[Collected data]
:::::

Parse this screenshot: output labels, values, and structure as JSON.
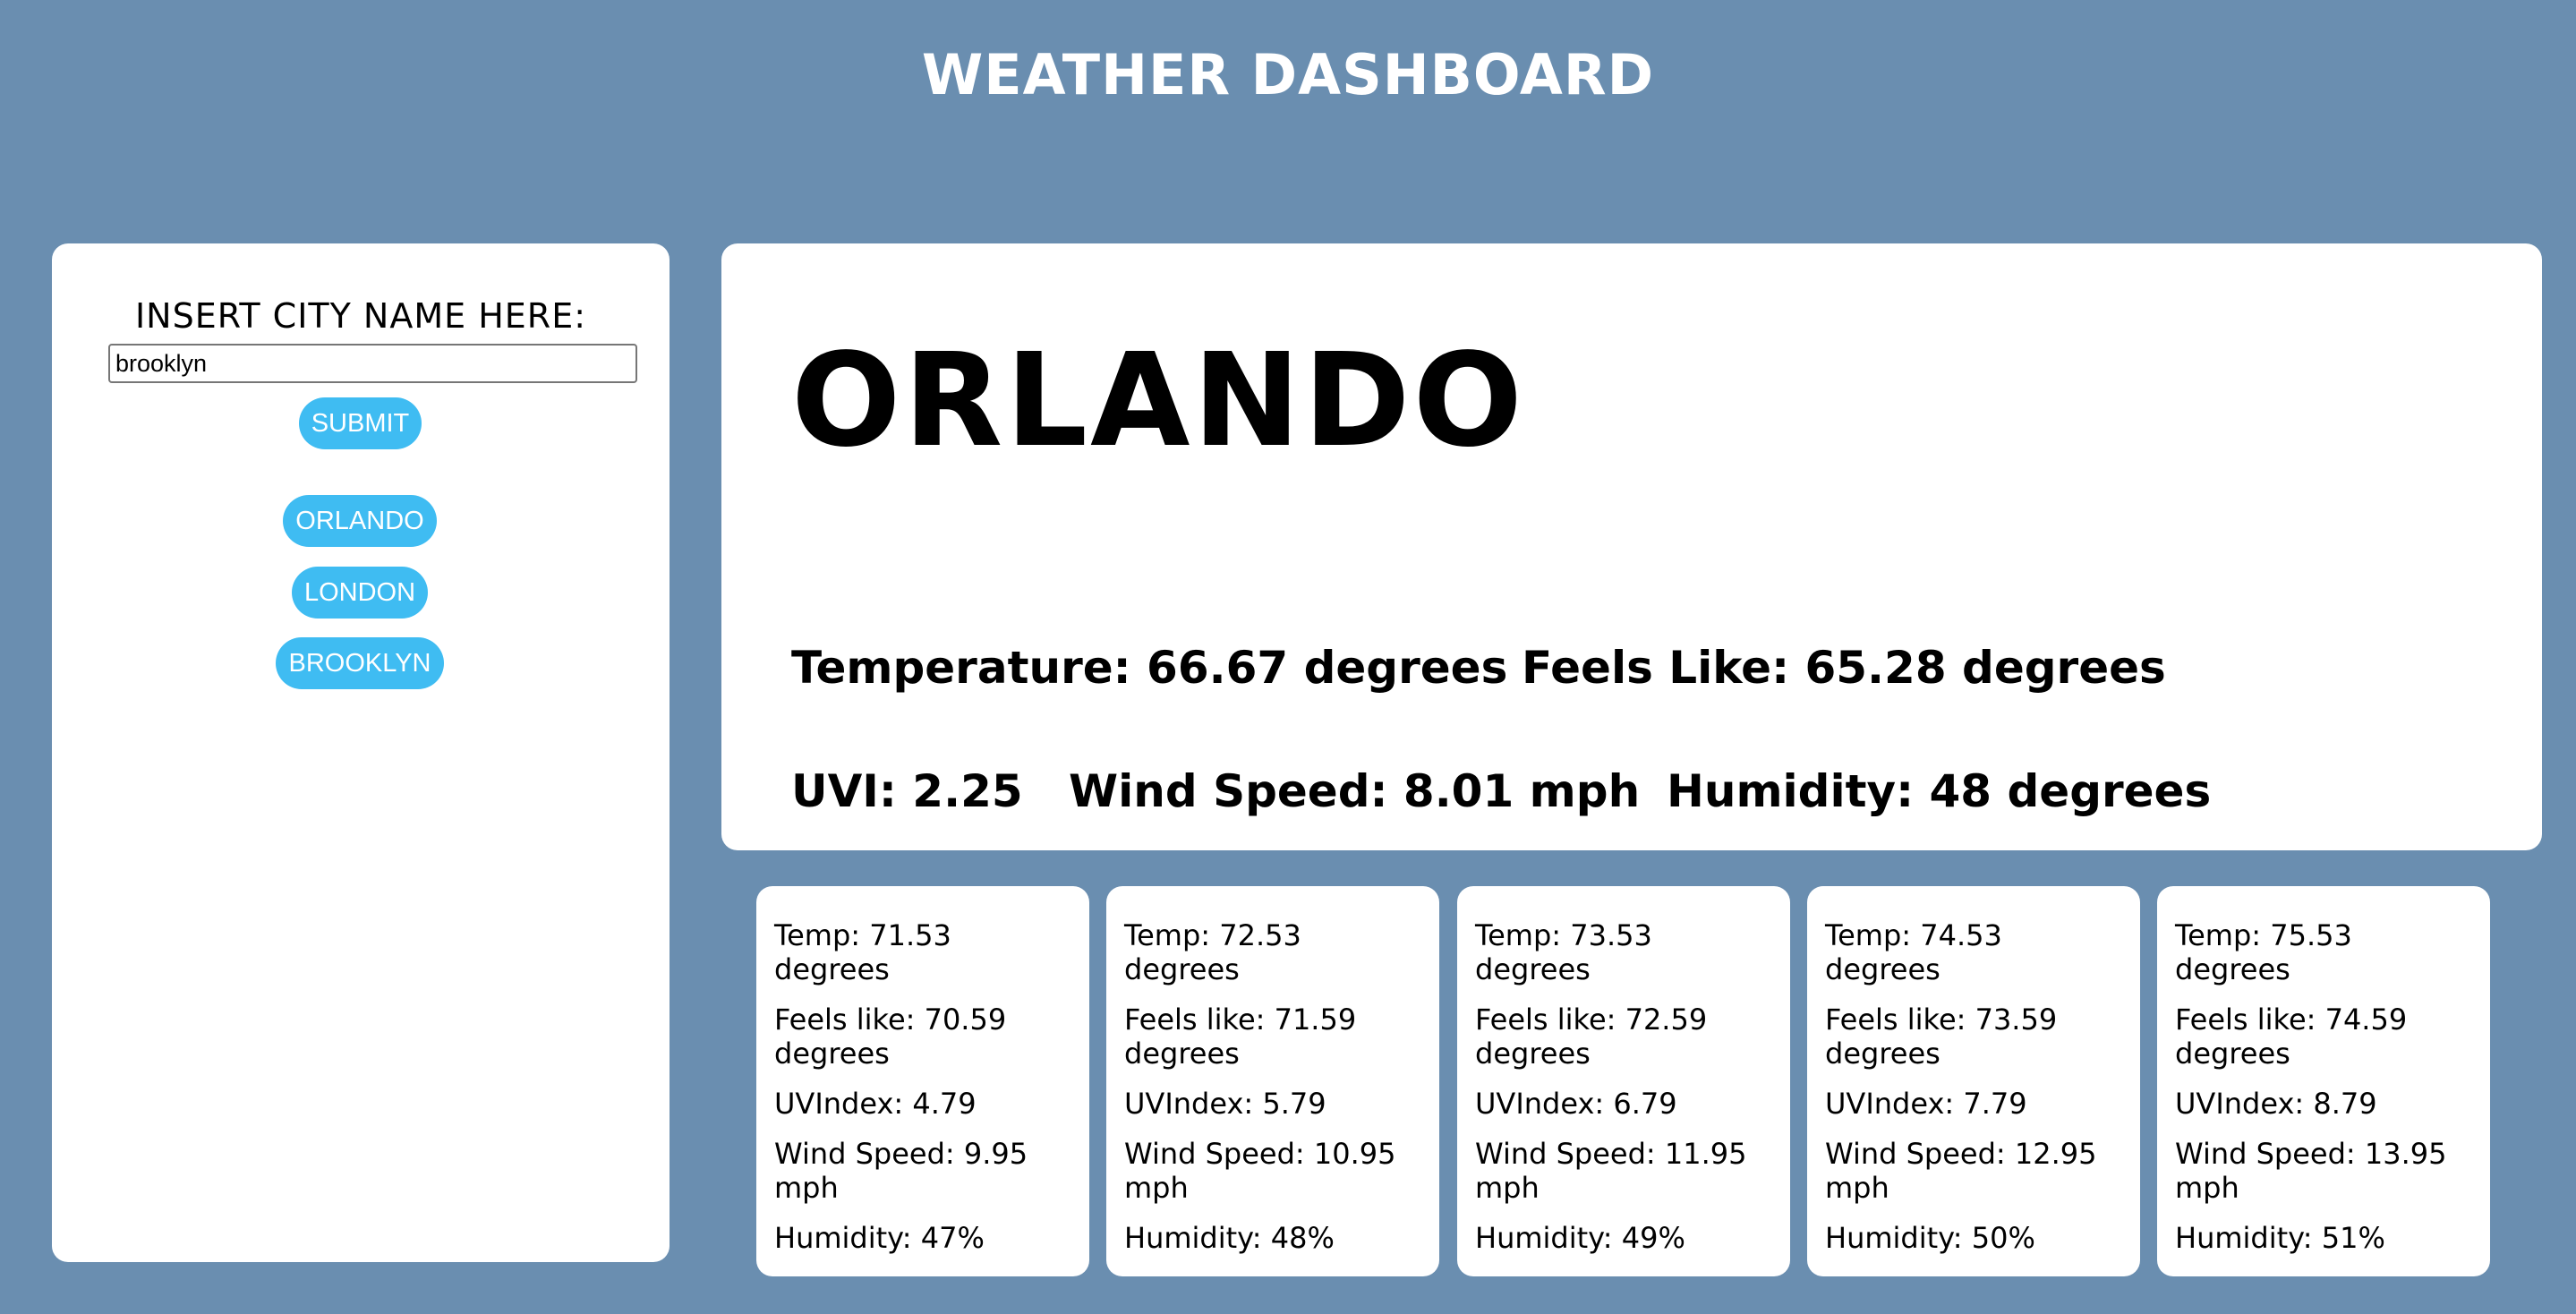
{
  "page": {
    "title": "WEATHER DASHBOARD"
  },
  "sidebar": {
    "label": "INSERT CITY NAME HERE:",
    "input_value": "brooklyn",
    "submit_label": "SUBMIT",
    "history": [
      "ORLANDO",
      "LONDON",
      "BROOKLYN"
    ],
    "accent_color": "#3fbcf2"
  },
  "current": {
    "city": "ORLANDO",
    "temperature": "Temperature: 66.67 degrees",
    "feels_like": "Feels Like: 65.28 degrees",
    "uvi": "UVI: 2.25",
    "wind_speed": "Wind Speed: 8.01 mph",
    "humidity": "Humidity: 48 degrees"
  },
  "forecast": [
    {
      "temp": "Temp: 71.53 degrees",
      "feels": "Feels like: 70.59 degrees",
      "uv": "UVIndex: 4.79",
      "wind": "Wind Speed: 9.95 mph",
      "humidity": "Humidity: 47%"
    },
    {
      "temp": "Temp: 72.53 degrees",
      "feels": "Feels like: 71.59 degrees",
      "uv": "UVIndex: 5.79",
      "wind": "Wind Speed: 10.95 mph",
      "humidity": "Humidity: 48%"
    },
    {
      "temp": "Temp: 73.53 degrees",
      "feels": "Feels like: 72.59 degrees",
      "uv": "UVIndex: 6.79",
      "wind": "Wind Speed: 11.95 mph",
      "humidity": "Humidity: 49%"
    },
    {
      "temp": "Temp: 74.53 degrees",
      "feels": "Feels like: 73.59 degrees",
      "uv": "UVIndex: 7.79",
      "wind": "Wind Speed: 12.95 mph",
      "humidity": "Humidity: 50%"
    },
    {
      "temp": "Temp: 75.53 degrees",
      "feels": "Feels like: 74.59 degrees",
      "uv": "UVIndex: 8.79",
      "wind": "Wind Speed: 13.95 mph",
      "humidity": "Humidity: 51%"
    }
  ],
  "colors": {
    "background": "#6a8eb0",
    "panel": "#ffffff",
    "button": "#3fbcf2"
  }
}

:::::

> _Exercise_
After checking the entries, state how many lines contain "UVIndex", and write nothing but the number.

> _Your solution_
5